Roseland area seeking a turnaround
By LAURA WASHINGTON August 24, 2013 11:44PM
Updated: September 27, 2013 6:12AM
One of every two African-American men from Chicago’s South Side will die before the age of 64. One of three black women will face that fate. In Chicago, 3,200 more blacks than whites die every year.
Those dire statistics hung in the air last Monday night at a town hall meeting in Roseland, on the city’s far South Side. But the resilient people behind the numbers were determined to turn them around.
The meeting was inspired by the plight of Roseland Community Hospital, a neighborhood linchpin and last resort for the sick and poor. It’s easy for some to ignore this far-flung place, to turn away from the community’s sorry but familiar problems, like crime, joblessness and poverty.
That’s what residents feared last April when the hospital was nearly shut down. Administrators said the facility was buried in $14 million in unpaid bills. There was much wrangling over whom to blame.
In June, Gov. Pat Quinn announced an infusion of $350,000 in state funds. A new administration was appointed in July.
Now, residents wanted to know — will Roseland survive? I served as co-moderator of the town hall, where neighborhood residents, activists and politicians turned out to proselytize.
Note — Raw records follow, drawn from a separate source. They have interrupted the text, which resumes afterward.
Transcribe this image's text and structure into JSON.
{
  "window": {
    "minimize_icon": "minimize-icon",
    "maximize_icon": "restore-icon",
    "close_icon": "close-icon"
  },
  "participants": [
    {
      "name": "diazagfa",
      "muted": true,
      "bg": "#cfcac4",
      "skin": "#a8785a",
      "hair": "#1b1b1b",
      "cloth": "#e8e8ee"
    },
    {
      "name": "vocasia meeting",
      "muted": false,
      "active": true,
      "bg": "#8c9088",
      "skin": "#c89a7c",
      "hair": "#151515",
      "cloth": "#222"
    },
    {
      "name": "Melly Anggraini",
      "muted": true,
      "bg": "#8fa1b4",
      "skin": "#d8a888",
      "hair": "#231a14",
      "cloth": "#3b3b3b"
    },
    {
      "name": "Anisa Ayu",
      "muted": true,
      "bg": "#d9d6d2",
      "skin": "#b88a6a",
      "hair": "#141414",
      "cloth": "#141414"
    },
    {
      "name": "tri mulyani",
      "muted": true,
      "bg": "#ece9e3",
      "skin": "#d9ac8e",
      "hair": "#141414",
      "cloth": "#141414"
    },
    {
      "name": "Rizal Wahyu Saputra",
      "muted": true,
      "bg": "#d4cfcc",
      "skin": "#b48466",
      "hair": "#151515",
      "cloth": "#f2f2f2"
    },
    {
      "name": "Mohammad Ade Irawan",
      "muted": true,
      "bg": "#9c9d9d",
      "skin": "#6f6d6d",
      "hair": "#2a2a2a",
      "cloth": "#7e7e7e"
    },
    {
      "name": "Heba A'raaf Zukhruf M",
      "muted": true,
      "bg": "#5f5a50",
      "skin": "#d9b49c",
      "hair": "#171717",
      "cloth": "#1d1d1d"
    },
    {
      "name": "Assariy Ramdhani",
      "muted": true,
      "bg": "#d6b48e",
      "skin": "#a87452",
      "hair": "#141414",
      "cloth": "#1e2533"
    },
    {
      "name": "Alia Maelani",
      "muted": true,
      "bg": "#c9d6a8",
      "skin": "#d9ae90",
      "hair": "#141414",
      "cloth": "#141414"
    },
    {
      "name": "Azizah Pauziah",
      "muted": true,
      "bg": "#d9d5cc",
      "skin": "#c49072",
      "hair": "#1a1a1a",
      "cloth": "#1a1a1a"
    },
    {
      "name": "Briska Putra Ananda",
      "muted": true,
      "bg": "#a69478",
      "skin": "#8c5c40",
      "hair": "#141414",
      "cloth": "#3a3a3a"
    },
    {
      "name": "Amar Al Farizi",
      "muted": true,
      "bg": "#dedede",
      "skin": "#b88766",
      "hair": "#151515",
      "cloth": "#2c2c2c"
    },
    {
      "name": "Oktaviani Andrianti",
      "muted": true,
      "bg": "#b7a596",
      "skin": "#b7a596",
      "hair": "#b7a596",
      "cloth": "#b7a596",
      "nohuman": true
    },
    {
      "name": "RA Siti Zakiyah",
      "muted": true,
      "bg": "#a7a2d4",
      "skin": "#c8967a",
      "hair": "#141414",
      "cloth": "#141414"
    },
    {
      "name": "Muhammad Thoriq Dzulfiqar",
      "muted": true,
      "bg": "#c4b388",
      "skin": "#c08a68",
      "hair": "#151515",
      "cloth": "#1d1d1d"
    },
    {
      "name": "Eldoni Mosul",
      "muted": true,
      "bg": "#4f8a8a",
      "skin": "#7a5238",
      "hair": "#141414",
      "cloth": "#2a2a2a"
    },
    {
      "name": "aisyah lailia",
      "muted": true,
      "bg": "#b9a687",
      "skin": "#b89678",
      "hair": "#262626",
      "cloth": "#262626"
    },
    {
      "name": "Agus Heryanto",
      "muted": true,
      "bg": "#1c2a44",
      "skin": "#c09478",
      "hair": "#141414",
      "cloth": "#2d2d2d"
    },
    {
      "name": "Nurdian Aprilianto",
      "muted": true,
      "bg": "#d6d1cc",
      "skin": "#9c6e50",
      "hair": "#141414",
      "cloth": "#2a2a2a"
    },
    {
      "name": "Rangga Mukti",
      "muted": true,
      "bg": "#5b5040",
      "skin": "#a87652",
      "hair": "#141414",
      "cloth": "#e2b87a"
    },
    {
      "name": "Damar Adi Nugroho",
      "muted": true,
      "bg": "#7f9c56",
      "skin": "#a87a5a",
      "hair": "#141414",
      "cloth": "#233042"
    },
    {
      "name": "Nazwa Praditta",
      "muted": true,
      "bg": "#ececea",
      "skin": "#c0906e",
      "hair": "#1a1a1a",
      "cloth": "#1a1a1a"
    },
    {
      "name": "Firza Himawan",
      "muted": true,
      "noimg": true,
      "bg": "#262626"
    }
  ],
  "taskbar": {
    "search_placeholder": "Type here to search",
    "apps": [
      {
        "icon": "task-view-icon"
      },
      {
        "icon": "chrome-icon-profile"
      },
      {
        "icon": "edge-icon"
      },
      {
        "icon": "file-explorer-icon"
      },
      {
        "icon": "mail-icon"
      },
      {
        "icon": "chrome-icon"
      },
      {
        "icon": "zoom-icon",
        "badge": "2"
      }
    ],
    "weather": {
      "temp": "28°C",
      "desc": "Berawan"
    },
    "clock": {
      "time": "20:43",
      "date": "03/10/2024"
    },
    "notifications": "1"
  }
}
As several hundred people piled into a local community center, they were handed red buttons that proclaimed: “Working to Build a New Roseland.”
Elizabeth Harrison, a 40-year resident, stood to declare her community suffers from the “dry bones” of boarded-up houses, irresponsible parenting and other ills. But, she added, “Roseland will not die. Dry bones, you can live!”
Roseland has rich old bones. The village of “Roseland” was settled in 1849 by Dutch immigrants drawn to its “high prarie.” Polish and Italian families came later, and the area was once a stop on the Underground Railroad, according to the Encyclopedia of Chicago.
White flight and economic turmoil took a toll in the 1960s and 1970s. In the mid-1980s, a young, ambitious community organizer named Barack Obama toiled there, then moved on. I lived there, on Normal Avenue, in the 1990s. Not enough has changed.
At the meeting, Tim Egan was asked the big question. Egan is Roseland’s new president and chief restructuring officer. The former administrator at Norwegian American Hospital specializes in turnarounds.
For the first time, he publicly promised that Roseland would not be shut down. “I didn’t come here to cut services,” Egan told the crowd. “I came here to build services.”
Let’s get that on the record.
The hospital is considering expanding services in crucial areas like asthma, diabetes, obesity and mental health, Egan told me.
The hospital has good bones but has suffered from mismanagement. “We found $8 million of billings that had not even gone out the door,” he said. “I discovered that, probably, on the second day I was there.”
He is fixing those poor business practices, getting the place stabilized, and promises more reforms soon.
At the meeting, Harrison exhorted, “We need to do a whole lot of work to get Roseland on its feet again!”
She got a host of “Amens.”
“Roseland, you can live again! You must live again!”
Those bones may be dry, but they’ve got the spirit.